Tensions have been rising between the US and China over several key issues. President Donald Trump’s administration has clashed repeatedly with Beijing over trade and the coronavirus pandemic, as well as China’s imposition of a controversial new security law in Hong Kong.
An apparent tendency towards war
A few days ago, one of the US fighter jets’ electronic control devise was jammed by the Chinese while flying over the Chinese territory in the South China sea.
一山难容二虎 This old Chinese saying literally means one hill cannot have 2 tigers. This reminds of me of a great ancient Greek historian called Thucydides.
Thucydides, (born 460 BC or earlier?—died after 404 BC?), greatest of ancient Greek historians and author of the History of the Peloponnesian War, which recounts the struggle between Athens and Sparta in the 5th century BC. His work was the first recorded political and moral analysis of a nation’s war policies.
The Thucydides Trap, or Thucydides’s Trap, is a term coined by American political scientist Graham T. Allison to describe an apparent tendency towards war when an emerging power threatens to displace an existing great power as the international hegemon.
Historian Graham Allison says this power shift has played out 16 times over the past 500 years — and on 12 occasions, it has ended in war.
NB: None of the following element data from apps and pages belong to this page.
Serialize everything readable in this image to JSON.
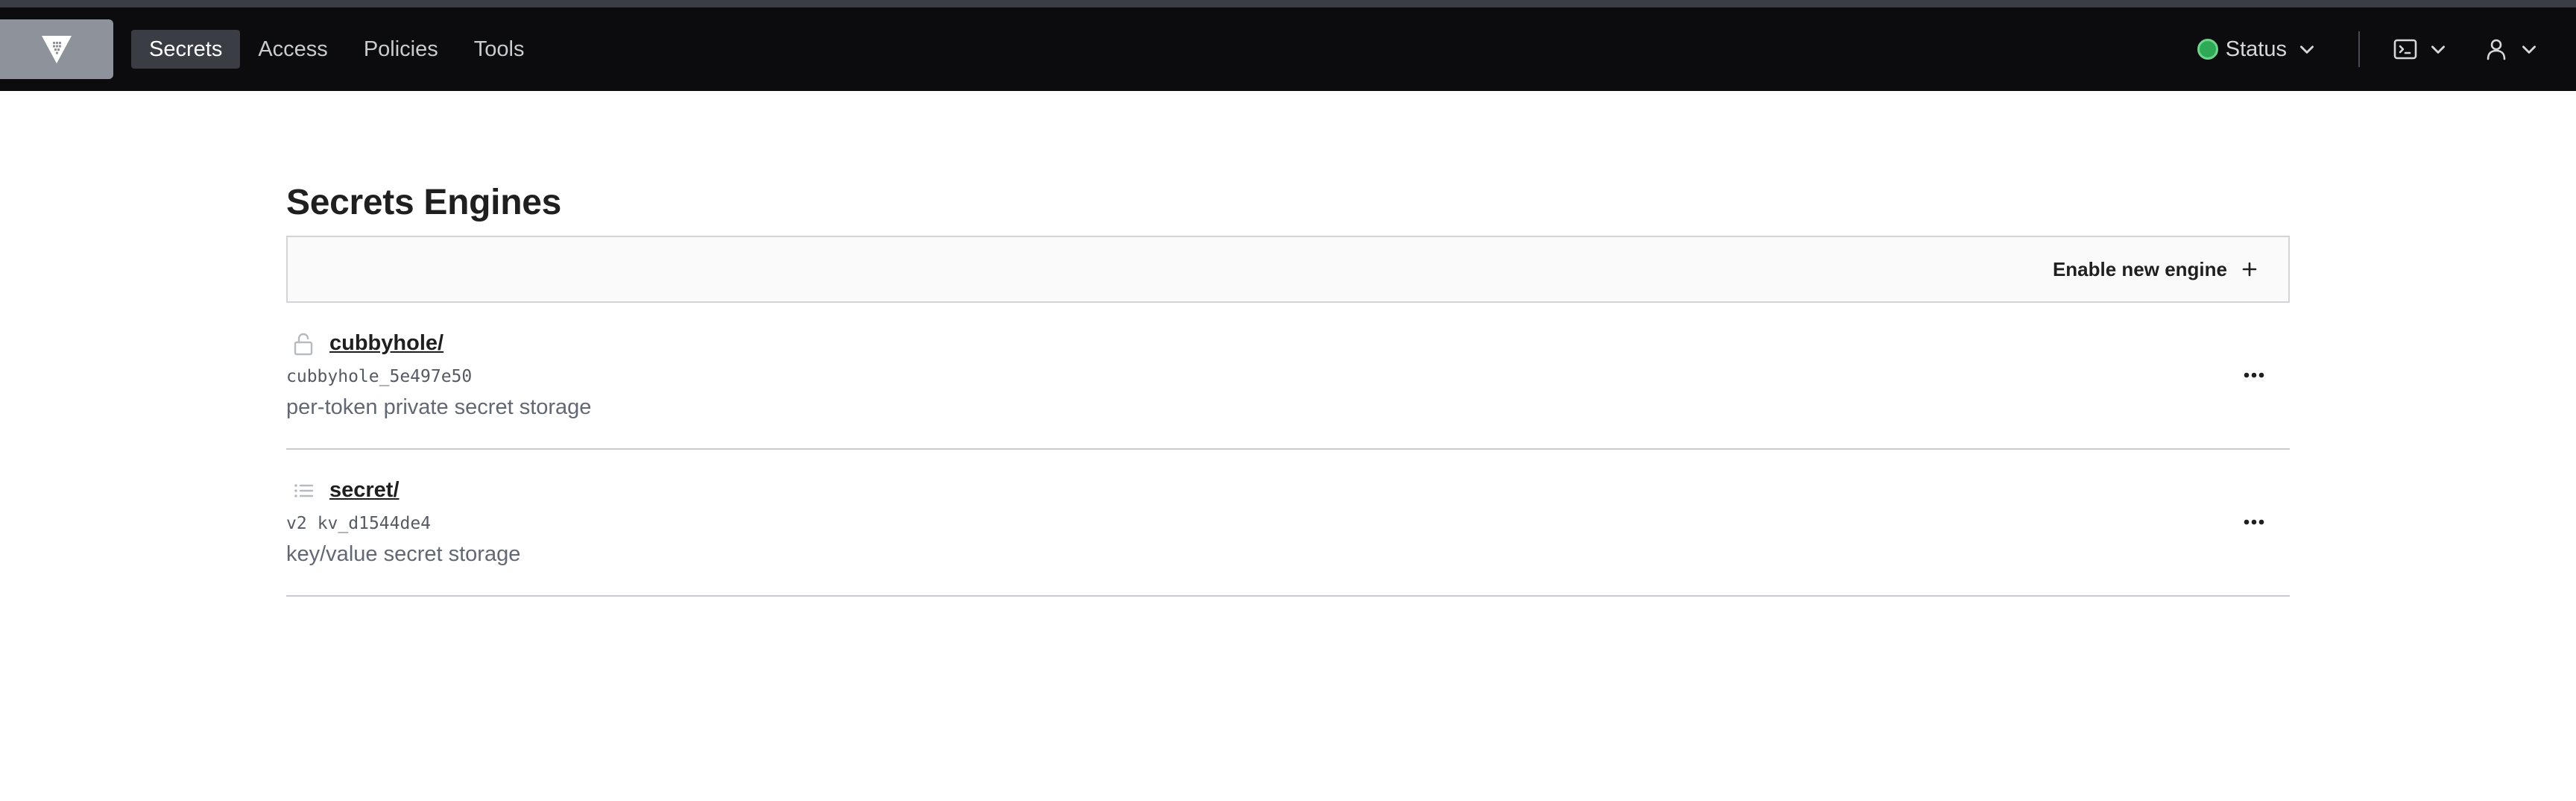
{
  "nav": {
    "items": [
      {
        "label": "Secrets",
        "active": true
      },
      {
        "label": "Access",
        "active": false
      },
      {
        "label": "Policies",
        "active": false
      },
      {
        "label": "Tools",
        "active": false
      }
    ]
  },
  "header": {
    "status_label": "Status",
    "status_color": "#2ea956",
    "console_icon": "terminal-icon",
    "user_icon": "user-icon"
  },
  "main": {
    "title": "Secrets Engines",
    "enable_button_label": "Enable new engine"
  },
  "engines": [
    {
      "name": "cubbyhole/",
      "icon": "lock-icon",
      "version": "",
      "accessor": "cubbyhole_5e497e50",
      "description": "per-token private secret storage"
    },
    {
      "name": "secret/",
      "icon": "list-icon",
      "version": "v2",
      "accessor": "kv_d1544de4",
      "description": "key/value secret storage"
    }
  ]
}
Yet, time again we fail to heed history’s lesson.
In 1914, the shifting balance of power between rising Germany and Britain sparked World War I.
The world thought it couldn’t happen. Germany and Britain were each other’s single biggest trading partners; the royal families were blood relatives — yet it did.
In his book Sleepwalkers, historian Christopher Clarke observed that political leaders of the day became hostage to events, helpless in the drift to catastrophic conflict.
“Causes trawled from the length and breadth of Europe’s pre-war decades are piled like weights on the scale until it tilts from probability to inevitability,” he wrote.
I am reading a book called Xi Jin Ping-The Governance of China. There is a chapter on Strengthen the People’s Armed Forces and Be Combat Ready.
A few days ago, China has launched the BeiDou-3 Navigation Satellite System which can guide long range missiles with nuclear war head to hit any target in the US.
Although US President Trump is a stupid idiot but I do not think he is mad enough to declare war on China without US Senate approval.